The first ten years of competency modeling were dominated by consultants trained in the McBer approach. This approach involved a rigorous research methodology, which included identification of criterion samples of superior and average performers, behavioral event interviews, thematic analysis of transcripts of half the interview sample, and cross validation through coding and statistical analysis of the other half of the interviews. During this period, competency models were most often used to guide selection and professional development. Workitect uses the same methodology to develop job competency models.
Today, 40 years after the first competency model, more than half of the Fortune 500 companies are using competency modeling. Consultants working in the McBer tradition are still building many models, but these consultants have been joined by many other consultants using different methodologies. With market pressures to build models more quickly and less expensively, there is less emphasis on methodological rigor.
Over the last two decades, organizations have begun to use competency models in new ways. Many organizations that have redesigned their work processes and restructured their jobs have developed competency models for newly designed jobs for which there are few, if any, job incumbents with experience. These new competency models, of necessity, describe emerging and anticipated skill requirements, rather than skills that have been effective in the past. Many organizations have taken a “one size fits all” approach to competency modeling, by developing one competency model, usually for leaders, and applying this model to a large set of jobs, sometimes even non-managerial ones. Other organizations have moved in the opposite direction, by simultaneously developing multiple competency models for different jobs within an organization.
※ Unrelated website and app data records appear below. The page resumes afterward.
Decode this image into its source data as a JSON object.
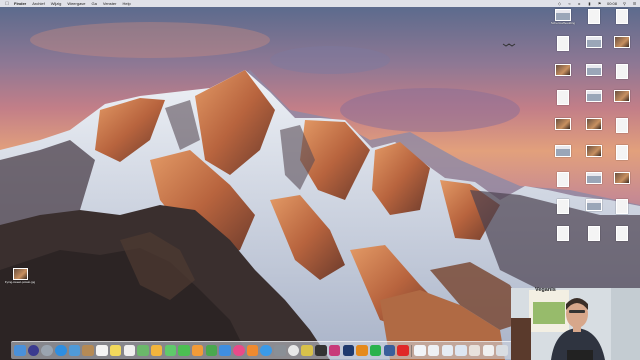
{
  "menubar": {
    "app_name": "Finder",
    "items": [
      "Archief",
      "Wijzig",
      "Weergave",
      "Ga",
      "Venster",
      "Help"
    ],
    "clock": "00:08"
  },
  "desktop": {
    "icons": [
      {
        "label": "Schermafbeelding",
        "kind": "shot",
        "selected": false
      },
      {
        "label": "",
        "kind": "doc",
        "selected": false
      },
      {
        "label": "",
        "kind": "doc",
        "selected": false
      },
      {
        "label": "",
        "kind": "doc",
        "selected": false
      },
      {
        "label": "",
        "kind": "shot",
        "selected": false
      },
      {
        "label": "",
        "kind": "photo",
        "selected": false
      },
      {
        "label": "",
        "kind": "photo",
        "selected": false
      },
      {
        "label": "",
        "kind": "shot",
        "selected": false
      },
      {
        "label": "",
        "kind": "doc",
        "selected": false
      },
      {
        "label": "",
        "kind": "doc",
        "selected": false
      },
      {
        "label": "",
        "kind": "shot",
        "selected": false
      },
      {
        "label": "",
        "kind": "photo",
        "selected": false
      },
      {
        "label": "",
        "kind": "photo",
        "selected": false
      },
      {
        "label": "",
        "kind": "photo",
        "selected": false
      },
      {
        "label": "",
        "kind": "doc",
        "selected": false
      },
      {
        "label": "",
        "kind": "shot",
        "selected": true
      },
      {
        "label": "",
        "kind": "photo",
        "selected": false
      },
      {
        "label": "",
        "kind": "doc",
        "selected": false
      },
      {
        "label": "",
        "kind": "doc",
        "selected": false
      },
      {
        "label": "",
        "kind": "shot",
        "selected": false
      },
      {
        "label": "",
        "kind": "photo",
        "selected": false
      },
      {
        "label": "",
        "kind": "doc",
        "selected": false
      },
      {
        "label": "",
        "kind": "shot",
        "selected": false
      },
      {
        "label": "",
        "kind": "doc",
        "selected": false
      },
      {
        "label": "",
        "kind": "doc",
        "selected": false
      },
      {
        "label": "",
        "kind": "doc",
        "selected": false
      },
      {
        "label": "",
        "kind": "doc",
        "selected": false
      }
    ],
    "left_icon": {
      "label": "frying-sweet-potato.jpg",
      "kind": "photo"
    }
  },
  "dock": {
    "apps": [
      {
        "name": "finder-icon",
        "color": "#4a90d9"
      },
      {
        "name": "siri-icon",
        "color": "#3b3b8f"
      },
      {
        "name": "launchpad-icon",
        "color": "#9aa4b0"
      },
      {
        "name": "safari-icon",
        "color": "#2f8ee0"
      },
      {
        "name": "mail-icon",
        "color": "#4f9ad8"
      },
      {
        "name": "contacts-icon",
        "color": "#b58a55"
      },
      {
        "name": "calendar-icon",
        "color": "#f4f4f4"
      },
      {
        "name": "notes-icon",
        "color": "#f2d95c"
      },
      {
        "name": "reminders-icon",
        "color": "#f0f0f0"
      },
      {
        "name": "maps-icon",
        "color": "#6bb86a"
      },
      {
        "name": "photos-icon",
        "color": "#f2b53c"
      },
      {
        "name": "messages-icon",
        "color": "#5fc96b"
      },
      {
        "name": "facetime-icon",
        "color": "#4cbf52"
      },
      {
        "name": "pages-icon",
        "color": "#f29b38"
      },
      {
        "name": "numbers-icon",
        "color": "#4aa84e"
      },
      {
        "name": "keynote-icon",
        "color": "#3f8ee0"
      },
      {
        "name": "itunes-icon",
        "color": "#e84b8a"
      },
      {
        "name": "ibooks-icon",
        "color": "#f08a2f"
      },
      {
        "name": "appstore-icon",
        "color": "#3a9ae8"
      },
      {
        "name": "preferences-icon",
        "color": "#8a8f96"
      },
      {
        "name": "chrome-icon",
        "color": "#e8e8e8"
      },
      {
        "name": "sketch-icon",
        "color": "#d8c14a"
      },
      {
        "name": "camera-icon",
        "color": "#333333"
      },
      {
        "name": "indesign-icon",
        "color": "#c83a7a"
      },
      {
        "name": "photoshop-icon",
        "color": "#1f3a6e"
      },
      {
        "name": "illustrator-icon",
        "color": "#e58a1c"
      },
      {
        "name": "spotify-icon",
        "color": "#2ab24c"
      },
      {
        "name": "lightroom-icon",
        "color": "#3a5e9a"
      },
      {
        "name": "acrobat-icon",
        "color": "#e02828"
      }
    ],
    "stacks": [
      {
        "name": "documents-stack-icon",
        "color": "#f2f4f8"
      },
      {
        "name": "downloads-stack-icon",
        "color": "#eef0f4"
      },
      {
        "name": "screenshots-stack-icon",
        "color": "#e6ecf4"
      },
      {
        "name": "folder-stack-icon",
        "color": "#dde6f2"
      },
      {
        "name": "photos-stack-icon",
        "color": "#e8e2dc"
      },
      {
        "name": "files-stack-icon",
        "color": "#f0f0f0"
      },
      {
        "name": "trash-icon",
        "color": "#d9dde2"
      }
    ]
  },
  "webcam": {
    "sign_text": "Veganis"
  },
  "colors": {
    "sky_top": "#5a6e8e",
    "sky_mid": "#c07a8a",
    "sky_low": "#e7a27a",
    "rock_dark": "#3b3030",
    "rock_lit": "#d98a5c",
    "snow": "#dfe4ec",
    "selection": "#2f6fd6"
  }
}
Competency models are still most often used to support selection and professional development, but developmental assessment – “360 feedback,” competency assessment by self, manager, peers, direct reports, and customers – has become a significant human resources application in its own right.
In the past twenty years, there have also been changes in the workplace which affect competency model building. Because organizations are changing more rapidly, the “shelf life” of a competency model has diminished. Frequent reorganizations change job roles and make existing job descriptions and competency models obsolete. Competency models are often needed for new and critical jobs, even though there are few employees with experience in these jobs and fewer still who could be considered outstanding performers.
Staff functions, such as human resources, have become leaner, so that the remaining staff have more responsibilities and job pressures and less time for discretionary, additional activities such as investing time in competency model building. Thus, more of the model building work falls to external consultants. At the same time, human resources staff are under more pressure to produce results quickly, and this means implementing a useful human resources application, not simply developing a competency model. The budget for the development of a new competency model must therefore compete with the budget for its applications.
Organizational changes have also affected employees, who are the “end users” of competency models. The increased intensity and pace of work make it more difficult to get employees to participate in model building activities, especially resource panels and focus groups. Perhaps because of the pace of work, employees’ attention span, their tolerance for complexity, and their willingness to read have diminished. As a result, competency models need to be leaner and simpler, with high-impact language that holds the reader’s attention.
What has impacted the way you do models today? How are you doing them now?